Nancy Salomon's CrosSynergy crossword offers more of an escape from worldly cares. In "Plentiful Plots," the theme entries are all places where fruit grows, always clued [Fruitful land]. There's a STRAWBERRY FIELD, an APPLE ORCHARD, a CRANBERRY BOG, and a WATERMELON PATCH. Yum! But wait: No ORANGE GROVE as a sop to my online pseudonym? Fine, fine—it doesn't always have to be about me. The fill includes spoken language like PARDON ME, MY STARS, NO CAN DO, and HON; TUBE TOPS, and I wish there were a way to cross-reference that to the AHAB clue; and MOJO, clued as [Voodoo spell].

Pancho Harrison's Chronicle of Higher Education puzzle, "Avon Calling," features five phrases the English language picked up from William Shakespeare, the Bard of Avon:
  • SALAD DAYS are [What we call youthfully innocent times, thanks to Shakespeare].
  • BATED BREATH is [What we call tense anticipation, thanks to Shakespeare].
  • HOUSEHOLD WORD is [What we call a term everyone knows, thanks to Shakespeare].
  • SHORT SHRIFT is [What we call little consideration, thanks to Shakespeare].
  • FANCY-FREE is [What we call having no emotional ties, thanks to Shakespeare].
HOUSEHOLD WORD is especially apt, as that term describes plenty of words and phrases that are household words only because Shakespeare gave them a platform to become broadly known.
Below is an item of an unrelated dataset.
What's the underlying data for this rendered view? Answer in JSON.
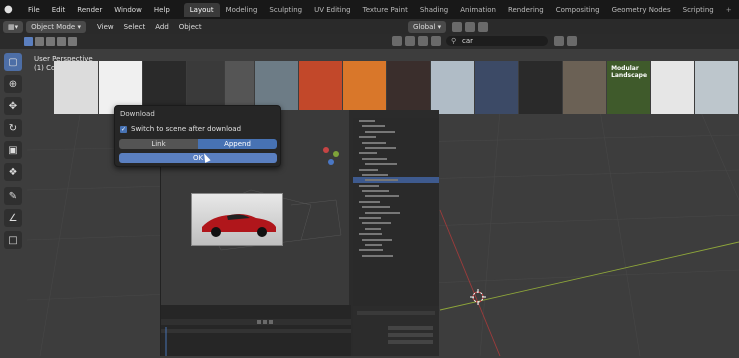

My favorite answer here is WHAT HO, [Bertie Wooster's greeting]. I use that greeting myself sometimes, but didn't know where I picked it up. (My "What what?" comes from the movie, The Madness of King George.)